  8. Deechakawan W, Cain KC, Jarrett ME, Burr RL, Heitkemper MM. Effect of self-management intervention on cortisol and daily stress levels in irritable bowel syndrome. Biol Res Nurs. 2013 Jan;15(1):26-36. doi: 10.1177/1099800411414047. Epub 2011 Jul 15. PMID: 21765120; PMCID: PMC3702377.
  9. Aboulafia-Brakha T, Suchecki D, Gouveia-Paulino F, Nitrini R, Ptak R. Cognitive-behavioural group therapy improves a psychophysiological marker of stress in caregivers of patients with Alzheimer's disease. Aging Ment Health. 2014;18(6):801-8. doi: 10.1080/13607863.2014.880406. Epub 2014 Feb 5. PMID: 24499394.
  10. Yehuda R, Bierer LM, Sarapas C, Makotkine I, Andrew R, Seckl JR. Cortisol metabolic predictors of response to psychotherapy for symptoms of PTSD in survivors of the World Trade Center attacks on September 11, 2001. Psychoneuroendocrinology. 2009 Oct;34(9):1304-13. doi: 10.1016/j.psyneuen.2009.03.018. Epub 2009 May 2. PMID: 19411143; PMCID: PMC2785023.
  11. Hansen AM, Garde AH, Skovgaard LT, Christensen JM. Seasonal and biological variation of urinary epinephrine, norepinephrine, and cortisol in healthy women. Clin Chim Acta. 2001 Jul 5;309(1):25-35. doi: 10.1016/s0009-8981(01)00493-4. PMID: 11408003.
  12. Böhmelt AH, Nater UM, Franke S, Hellhammer DH, Ehlert U. Basal and stimulated hypothalamic-pituitary-adrenal axis activity in patients with functional gastrointestinal disorders and healthy controls. Psychosom Med. 2005 Mar-Apr;67(2):288-94. doi: 10.1097/01.psy.0000157064.72831.ba. PMID: 15784796.
  13. Ehlert U, Nater UM, Böhmelt A. High and low unstimulated salivary cortisol levels correspond to different symptoms of functional gastrointestinal disorders. J Psychosom Res. 2005 Jul;59(1):7-10. doi: 10.1016/j.jpsychores.2005.03.005. PMID: 16126090.
  14. Almeida DM, McGonagle K, King H. Assessing daily stress processes in social surveys by combining stressor exposure and salivary cortisol. Biodemography Soc Biol. 2009;55(2):219-37. doi: 10.1080/19485560903382338. PMID: 20183906; PMCID: PMC2878770.
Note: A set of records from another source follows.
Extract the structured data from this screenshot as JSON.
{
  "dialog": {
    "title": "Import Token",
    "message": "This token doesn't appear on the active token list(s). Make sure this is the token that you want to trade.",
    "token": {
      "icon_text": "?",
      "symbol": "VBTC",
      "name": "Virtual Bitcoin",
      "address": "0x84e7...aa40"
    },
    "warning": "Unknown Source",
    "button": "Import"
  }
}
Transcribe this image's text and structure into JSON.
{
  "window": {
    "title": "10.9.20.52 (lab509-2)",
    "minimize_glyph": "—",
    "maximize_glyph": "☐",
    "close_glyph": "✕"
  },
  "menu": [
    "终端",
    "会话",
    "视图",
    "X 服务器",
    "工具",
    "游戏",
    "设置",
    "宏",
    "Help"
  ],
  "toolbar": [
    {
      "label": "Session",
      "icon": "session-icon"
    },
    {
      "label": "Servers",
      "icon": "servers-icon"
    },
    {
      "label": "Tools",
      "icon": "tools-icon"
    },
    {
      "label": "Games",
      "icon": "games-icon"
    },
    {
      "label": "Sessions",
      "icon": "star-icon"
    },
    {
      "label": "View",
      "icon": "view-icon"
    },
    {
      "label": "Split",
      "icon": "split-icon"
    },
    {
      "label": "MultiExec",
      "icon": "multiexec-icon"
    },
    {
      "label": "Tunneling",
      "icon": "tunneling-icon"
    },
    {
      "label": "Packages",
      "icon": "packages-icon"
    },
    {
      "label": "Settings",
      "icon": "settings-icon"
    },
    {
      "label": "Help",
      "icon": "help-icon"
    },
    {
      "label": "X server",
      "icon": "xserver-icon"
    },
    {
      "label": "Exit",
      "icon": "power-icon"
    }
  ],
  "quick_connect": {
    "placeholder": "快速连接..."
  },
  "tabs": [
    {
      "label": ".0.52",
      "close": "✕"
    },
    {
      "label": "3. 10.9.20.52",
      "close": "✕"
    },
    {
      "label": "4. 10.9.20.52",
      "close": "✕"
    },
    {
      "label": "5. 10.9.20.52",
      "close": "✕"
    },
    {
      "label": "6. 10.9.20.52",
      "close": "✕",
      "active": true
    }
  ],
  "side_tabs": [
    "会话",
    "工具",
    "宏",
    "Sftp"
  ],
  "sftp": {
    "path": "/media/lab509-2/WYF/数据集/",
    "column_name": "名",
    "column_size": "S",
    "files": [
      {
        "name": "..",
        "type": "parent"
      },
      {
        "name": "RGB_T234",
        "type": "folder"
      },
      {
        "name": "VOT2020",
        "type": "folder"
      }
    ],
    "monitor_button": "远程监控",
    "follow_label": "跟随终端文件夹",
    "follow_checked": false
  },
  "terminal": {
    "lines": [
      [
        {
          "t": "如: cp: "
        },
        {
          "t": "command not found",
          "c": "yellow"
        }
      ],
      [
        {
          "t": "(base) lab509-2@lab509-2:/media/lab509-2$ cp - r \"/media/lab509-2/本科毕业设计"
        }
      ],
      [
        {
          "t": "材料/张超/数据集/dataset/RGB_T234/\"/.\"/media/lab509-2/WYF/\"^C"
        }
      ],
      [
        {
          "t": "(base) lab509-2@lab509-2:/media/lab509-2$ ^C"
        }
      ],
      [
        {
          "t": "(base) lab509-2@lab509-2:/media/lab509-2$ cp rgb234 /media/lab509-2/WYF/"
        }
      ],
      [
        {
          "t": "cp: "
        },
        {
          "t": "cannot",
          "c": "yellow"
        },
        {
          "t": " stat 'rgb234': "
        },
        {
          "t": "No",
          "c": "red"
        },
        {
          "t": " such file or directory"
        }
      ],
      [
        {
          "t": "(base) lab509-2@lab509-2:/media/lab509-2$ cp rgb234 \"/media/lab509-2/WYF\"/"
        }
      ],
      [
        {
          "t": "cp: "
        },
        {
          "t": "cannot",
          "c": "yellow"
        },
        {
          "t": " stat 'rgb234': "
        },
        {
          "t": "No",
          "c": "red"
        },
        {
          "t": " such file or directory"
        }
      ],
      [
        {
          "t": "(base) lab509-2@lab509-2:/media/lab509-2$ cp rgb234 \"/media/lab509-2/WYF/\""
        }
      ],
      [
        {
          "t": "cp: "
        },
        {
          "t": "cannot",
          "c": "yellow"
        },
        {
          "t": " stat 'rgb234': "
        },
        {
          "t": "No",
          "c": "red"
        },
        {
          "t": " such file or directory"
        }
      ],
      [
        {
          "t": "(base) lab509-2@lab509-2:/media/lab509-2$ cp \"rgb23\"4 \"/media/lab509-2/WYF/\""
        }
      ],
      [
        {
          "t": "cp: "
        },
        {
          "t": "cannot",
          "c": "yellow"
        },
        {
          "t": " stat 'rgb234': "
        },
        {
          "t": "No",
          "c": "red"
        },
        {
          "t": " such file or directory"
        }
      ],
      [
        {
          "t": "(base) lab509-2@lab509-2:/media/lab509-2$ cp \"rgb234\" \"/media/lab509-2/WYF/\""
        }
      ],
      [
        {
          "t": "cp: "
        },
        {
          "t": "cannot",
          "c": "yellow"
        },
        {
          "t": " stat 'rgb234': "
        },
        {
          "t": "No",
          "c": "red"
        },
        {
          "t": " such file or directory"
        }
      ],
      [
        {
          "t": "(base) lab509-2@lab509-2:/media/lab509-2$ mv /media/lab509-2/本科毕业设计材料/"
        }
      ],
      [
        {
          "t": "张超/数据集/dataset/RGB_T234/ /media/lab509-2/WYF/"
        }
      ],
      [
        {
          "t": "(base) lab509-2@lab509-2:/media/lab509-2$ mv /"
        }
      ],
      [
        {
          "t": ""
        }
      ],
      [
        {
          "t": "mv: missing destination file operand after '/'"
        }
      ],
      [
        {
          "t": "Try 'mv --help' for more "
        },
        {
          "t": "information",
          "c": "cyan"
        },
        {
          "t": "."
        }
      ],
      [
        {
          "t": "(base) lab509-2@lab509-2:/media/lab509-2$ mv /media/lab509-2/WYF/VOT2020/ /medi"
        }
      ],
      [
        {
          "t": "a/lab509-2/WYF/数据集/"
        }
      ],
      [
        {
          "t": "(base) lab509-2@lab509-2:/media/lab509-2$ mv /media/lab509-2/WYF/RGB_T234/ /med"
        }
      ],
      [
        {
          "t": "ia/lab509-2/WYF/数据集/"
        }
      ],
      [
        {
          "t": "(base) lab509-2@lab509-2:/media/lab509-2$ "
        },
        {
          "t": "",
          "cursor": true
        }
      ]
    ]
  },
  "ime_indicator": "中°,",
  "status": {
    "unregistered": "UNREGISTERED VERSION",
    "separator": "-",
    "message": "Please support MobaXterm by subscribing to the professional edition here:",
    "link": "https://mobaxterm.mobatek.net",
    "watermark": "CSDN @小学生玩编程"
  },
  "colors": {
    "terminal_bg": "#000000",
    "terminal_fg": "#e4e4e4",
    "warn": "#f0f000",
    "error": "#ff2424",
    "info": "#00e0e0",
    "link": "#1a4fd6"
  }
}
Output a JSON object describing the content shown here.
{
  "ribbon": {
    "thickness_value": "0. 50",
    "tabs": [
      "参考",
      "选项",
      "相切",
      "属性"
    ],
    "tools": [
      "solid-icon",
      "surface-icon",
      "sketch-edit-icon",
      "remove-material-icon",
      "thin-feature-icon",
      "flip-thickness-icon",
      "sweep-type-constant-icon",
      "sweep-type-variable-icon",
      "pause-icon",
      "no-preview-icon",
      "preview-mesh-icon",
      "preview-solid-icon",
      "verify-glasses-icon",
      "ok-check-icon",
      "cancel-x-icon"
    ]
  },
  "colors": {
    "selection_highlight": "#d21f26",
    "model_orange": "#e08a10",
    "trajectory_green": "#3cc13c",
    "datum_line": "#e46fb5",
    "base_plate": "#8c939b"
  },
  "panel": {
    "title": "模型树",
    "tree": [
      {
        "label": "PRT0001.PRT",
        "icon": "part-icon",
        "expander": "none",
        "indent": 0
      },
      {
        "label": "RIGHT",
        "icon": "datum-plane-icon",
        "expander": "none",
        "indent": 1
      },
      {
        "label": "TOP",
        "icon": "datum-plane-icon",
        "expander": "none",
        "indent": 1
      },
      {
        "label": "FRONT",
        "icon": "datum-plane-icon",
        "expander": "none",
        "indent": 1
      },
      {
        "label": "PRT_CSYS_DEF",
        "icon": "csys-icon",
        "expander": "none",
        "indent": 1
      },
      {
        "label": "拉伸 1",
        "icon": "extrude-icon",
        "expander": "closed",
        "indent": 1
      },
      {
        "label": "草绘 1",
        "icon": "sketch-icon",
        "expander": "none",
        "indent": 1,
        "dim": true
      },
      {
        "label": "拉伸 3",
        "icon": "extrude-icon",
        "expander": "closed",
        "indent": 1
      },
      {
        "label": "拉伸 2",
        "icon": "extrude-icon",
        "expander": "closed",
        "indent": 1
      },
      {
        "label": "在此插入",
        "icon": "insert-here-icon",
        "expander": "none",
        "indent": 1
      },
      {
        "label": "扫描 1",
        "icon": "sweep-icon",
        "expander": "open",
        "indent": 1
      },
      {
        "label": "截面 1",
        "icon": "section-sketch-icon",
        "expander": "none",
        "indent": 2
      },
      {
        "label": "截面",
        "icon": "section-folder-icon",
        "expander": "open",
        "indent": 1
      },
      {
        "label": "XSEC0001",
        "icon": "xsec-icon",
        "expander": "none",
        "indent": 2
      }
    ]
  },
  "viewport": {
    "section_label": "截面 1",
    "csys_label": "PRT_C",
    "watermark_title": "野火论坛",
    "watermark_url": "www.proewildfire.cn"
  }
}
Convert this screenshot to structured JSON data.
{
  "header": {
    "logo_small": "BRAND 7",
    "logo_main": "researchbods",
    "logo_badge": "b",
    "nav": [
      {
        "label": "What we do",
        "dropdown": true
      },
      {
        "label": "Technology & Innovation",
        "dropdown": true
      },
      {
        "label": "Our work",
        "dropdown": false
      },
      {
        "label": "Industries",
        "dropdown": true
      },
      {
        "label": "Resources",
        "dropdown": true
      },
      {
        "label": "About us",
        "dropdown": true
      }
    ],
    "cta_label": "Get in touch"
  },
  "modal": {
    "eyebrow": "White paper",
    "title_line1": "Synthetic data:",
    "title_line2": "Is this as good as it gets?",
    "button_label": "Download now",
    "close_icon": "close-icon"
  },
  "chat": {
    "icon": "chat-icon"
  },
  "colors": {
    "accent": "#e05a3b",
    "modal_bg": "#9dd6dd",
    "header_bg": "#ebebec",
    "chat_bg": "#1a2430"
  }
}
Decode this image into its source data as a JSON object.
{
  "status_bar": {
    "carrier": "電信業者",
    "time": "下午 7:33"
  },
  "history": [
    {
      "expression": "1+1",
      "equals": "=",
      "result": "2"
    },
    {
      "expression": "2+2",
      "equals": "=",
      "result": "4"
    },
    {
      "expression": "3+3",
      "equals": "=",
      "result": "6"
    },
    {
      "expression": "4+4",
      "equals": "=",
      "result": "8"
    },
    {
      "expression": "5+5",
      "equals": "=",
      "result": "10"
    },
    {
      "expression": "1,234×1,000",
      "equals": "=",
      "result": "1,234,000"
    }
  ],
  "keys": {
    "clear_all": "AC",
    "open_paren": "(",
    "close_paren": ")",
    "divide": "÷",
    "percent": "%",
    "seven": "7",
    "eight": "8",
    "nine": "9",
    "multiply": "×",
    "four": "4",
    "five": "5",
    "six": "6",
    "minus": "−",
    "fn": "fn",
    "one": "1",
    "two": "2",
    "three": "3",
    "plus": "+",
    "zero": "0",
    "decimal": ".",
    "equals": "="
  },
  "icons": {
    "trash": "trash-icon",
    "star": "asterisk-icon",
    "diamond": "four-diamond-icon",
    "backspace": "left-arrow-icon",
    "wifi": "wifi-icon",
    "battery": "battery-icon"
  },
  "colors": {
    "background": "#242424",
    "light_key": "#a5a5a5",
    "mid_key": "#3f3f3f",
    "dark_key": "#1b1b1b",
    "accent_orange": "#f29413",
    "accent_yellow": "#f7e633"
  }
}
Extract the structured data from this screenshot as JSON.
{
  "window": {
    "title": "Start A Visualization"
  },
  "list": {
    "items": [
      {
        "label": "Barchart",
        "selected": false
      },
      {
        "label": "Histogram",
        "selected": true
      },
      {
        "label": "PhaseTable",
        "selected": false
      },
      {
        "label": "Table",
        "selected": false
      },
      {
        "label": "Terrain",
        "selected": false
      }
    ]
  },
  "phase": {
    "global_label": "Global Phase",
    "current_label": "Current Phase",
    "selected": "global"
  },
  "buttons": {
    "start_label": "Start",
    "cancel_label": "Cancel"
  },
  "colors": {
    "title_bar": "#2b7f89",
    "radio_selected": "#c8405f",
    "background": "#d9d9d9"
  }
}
  15. Rydén M, Hedbäck B, Jonasson L. Does stress reduction change the levels of cortisol secretion in patients with coronary artery disease? J Cardiopulm Rehabil Prev. 2009 Sep-Oct;29(5):314-7. doi: 10.1097/HCR.0b013e3181ac785f. PMID: 19561525.
  16. Kaimal G, Ray K, Muniz J. Reduction of Cortisol Levels and Participants' Responses Following Art Making. Art Ther (Alex). 2016 Apr 2;33(2):74-80. doi: 10.1080/07421656.2016.1166832. Epub 2016 May 23. PMID: 27695158; PMCID: PMC5004743.